Pull Down your Father's Altar

It’s been a few weeks since I posted last.  But I do have a good reason actually, not just an excuse! Do you want to know why?  Well... Paul and I are expecting baby number FOUR.  Yes, that’s right.  We are officially crazy!  I have spent more time than I’d like to admit laying on the bathroom floor. Ohhhh the joys of pregnancy.  I am just hopeful that this part will only last a few more weeks and life will get back to normal... at least for a few months anyway. :)

Though my body has been horizontal the last few weeks, my mind has been quite busy, processing and absorbing the messages you’ve been sending in response to my last post.  I presented three questions to you, with the hope to understand what goes on in your mind as you read about the Blessing.  The responses I have received so far have been overwhelming.  The power that words have over us is truly extraordinary.  Words that were spoken decades ago can still whisper to us and impact our lives as adults, both for good and for evil.

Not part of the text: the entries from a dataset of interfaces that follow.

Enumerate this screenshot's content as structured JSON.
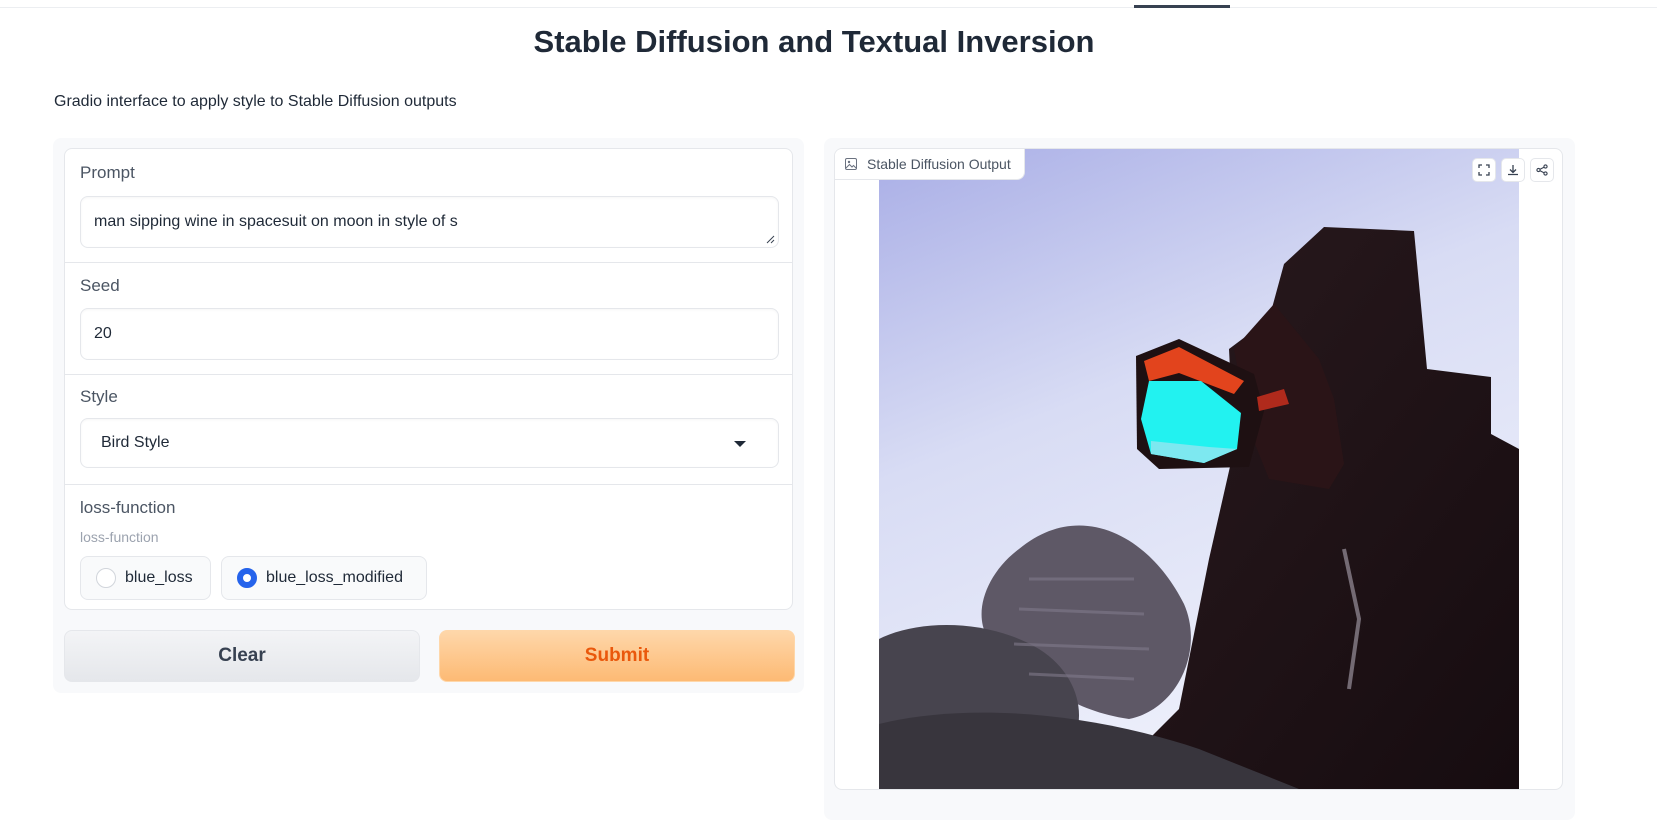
{
  "header": {
    "title": "Stable Diffusion and Textual Inversion",
    "description": "Gradio interface to apply style to Stable Diffusion outputs"
  },
  "inputs": {
    "prompt": {
      "label": "Prompt",
      "value": "man sipping wine in spacesuit on moon in style of s"
    },
    "seed": {
      "label": "Seed",
      "value": "20"
    },
    "style": {
      "label": "Style",
      "value": "Bird Style"
    },
    "loss_function": {
      "label": "loss-function",
      "info": "loss-function",
      "options": [
        "blue_loss",
        "blue_loss_modified"
      ],
      "selected": "blue_loss_modified"
    }
  },
  "buttons": {
    "clear": "Clear",
    "submit": "Submit"
  },
  "output": {
    "label": "Stable Diffusion Output",
    "image_description": "astronaut sipping wine against pale blue sky",
    "tools": [
      "fullscreen-icon",
      "download-icon",
      "share-icon"
    ]
  },
  "colors": {
    "accent": "#ea580c",
    "radio_selected": "#2563eb",
    "submit_bg": "#fdba74"
  }
}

I want to share with you one of the responses I received.  I asked his permission to share this with you.  

My question was… How were spoken words used in your family?

"Well, this one is tough to answer. As I navigate my way through life and parenthood, I have reflected a lot on my own childhood. While there is no doubt my parents loved me very much, unfortunately the way they chose to speak in the house contradicted love. My mother was quite verbally abusive to myself and my siblings. Mostly, she demanded a tidy home and manners. Any deviation from a clean room and manners was quickly admonished. 

Saying "I love you" was rare. I learned about a decade ago that my mom’s father (he died before I was born) was both a verbal and physical abuser of his wife. I think my mom’s childhood had a deep impact on how she parented."

The other night I was reading a short story from a little devotional my mother recently gave me.  If you don’t know what a “devotional" is, it’s a book designed to be read daily that references Scripture and then a concept of truth that you can cling to in your own life.  I’ve honestly never been super great about being consistent with reading things like this, but over the last couple months I’ve been especially drawn to this tiny little book.  The title of this particular day’s entry was "Pull down your father's altar".  

There is a story in the Bible of a man named Gideon.  God had big plans for Gideon, but first there were a few family dynamics to be dealt with-- like the altar his father built for a "false God".  In the book of Judges, the verse says, "Pull down your father’s altar to Baal... then build an altar to the Lord your God.”  

I know there are many of you reading this blog that have similar stories to the one I shared above.  In fact, I know some of you have more intense, even tragic stories of how words impacted your life. So what I want to ask you is this... pull down your father’s altar?  You don’t have to give your children what was given to you.

I can personally testify that the man who shared his story has absolutely and intentionally decided to use words differently with his children.  Every night, as he tucks his boys into bed, he now reminds them of this truth... "You will be the head and not the tail.”  Because of this father’s deliberate choice to use the Blessing, generations of his family will be forever changed.

I’m going to ask you to do something.  If you share a similar story; if words spoken to you in your formative years still linger and perhaps even continue to cause pain, I want you say something out loud.  Ready?  I want you to say... "It ends with me. And it ends now.”

There is something I want to make sure you realize about the Blessing.  It is not limited to just a once-a-year event given on a birthday.  It is also, and equally important, a mindset we choose every day to use our words and actions to give life.  Perhaps even over this Thanksgiving week as you are spending time with family, there will be an opportunity to incorporate the Blessing.  Consider right before you begin your meal, saying out loud one thing you are thankful for about each person standing in the room.  It’s ok if you feel nervous or uncomfortable as you begin; I can promise you the atmosphere will quickly change and the hearts receiving your message will be greatly impacted.  It could be a Thanksgiving like no other.

Until next time, may God bless your Thanksgiving and your families.  I’m especially excited that I’ll get to eat a double portion this year.  :)




Kristin PrivetteComment